School is not just a place for students to study academics, it’s also where they learn social skills that will help them excel in college and in their careers. If they’re not connecting with their peers, they’ll have trouble learning these necessary skills. Many students who feel like they don’t belong describe
10. Psychiatric Disorders
The high-stress situation of school can be a contributing factor to a child’s psychiatric disorders. More than 6% of teens are taking prescription medications for anything from depression to ADHD. These medications can cause your child to become easily distracted in class, making it harder for them to keep up with notes, assignments, and testing.
Students with ADHD find standardized testing almost impossible to manage, however basic classroom assignments and homework can be just as difficult. Even though their intelligence level may be high, falling behind on testing and homework can make them question their intelligence. Usually this is not related to their mental capacity. Instead to their lack of motivation to pay attention and keep up.
In order to help kids through these mental health issues and concerns of their school years, it has to be a joint supportive effort of parents, teachers, school administrators, and school boards working together to ensure the safety and happiness of our students.
If you feel that your child is dealing with any of these issues and needs help, seek professional guidance with a counselor, therapist, coach, or psychiatrist to help your child succeed through their educational journey.

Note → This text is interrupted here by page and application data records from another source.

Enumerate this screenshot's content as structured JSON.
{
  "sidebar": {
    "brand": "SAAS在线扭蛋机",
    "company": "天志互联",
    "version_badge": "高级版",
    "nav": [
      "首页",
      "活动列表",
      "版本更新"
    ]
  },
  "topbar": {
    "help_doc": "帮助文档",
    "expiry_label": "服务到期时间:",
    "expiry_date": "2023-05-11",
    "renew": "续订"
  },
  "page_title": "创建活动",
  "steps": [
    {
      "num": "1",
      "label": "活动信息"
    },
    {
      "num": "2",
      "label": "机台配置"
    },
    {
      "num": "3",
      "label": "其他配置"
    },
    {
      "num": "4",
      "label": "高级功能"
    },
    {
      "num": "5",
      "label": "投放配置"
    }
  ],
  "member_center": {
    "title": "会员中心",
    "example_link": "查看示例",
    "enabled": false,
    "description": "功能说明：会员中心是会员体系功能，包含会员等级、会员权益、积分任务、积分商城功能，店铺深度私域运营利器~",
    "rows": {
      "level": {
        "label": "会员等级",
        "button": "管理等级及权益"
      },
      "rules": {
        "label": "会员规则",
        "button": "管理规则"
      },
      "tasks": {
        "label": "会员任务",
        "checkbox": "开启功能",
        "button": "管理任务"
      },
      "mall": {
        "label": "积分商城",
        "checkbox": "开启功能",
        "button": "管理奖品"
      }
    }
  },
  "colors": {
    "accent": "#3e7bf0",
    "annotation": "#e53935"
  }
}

Withers Whisper would love to work you and your child should you find these types of issues happening in your child. We offer FREE consultations call us we can help. 970-682-4405. Check out our other blog posts on stressors and how the horses and I can help. www.witherswhisper.com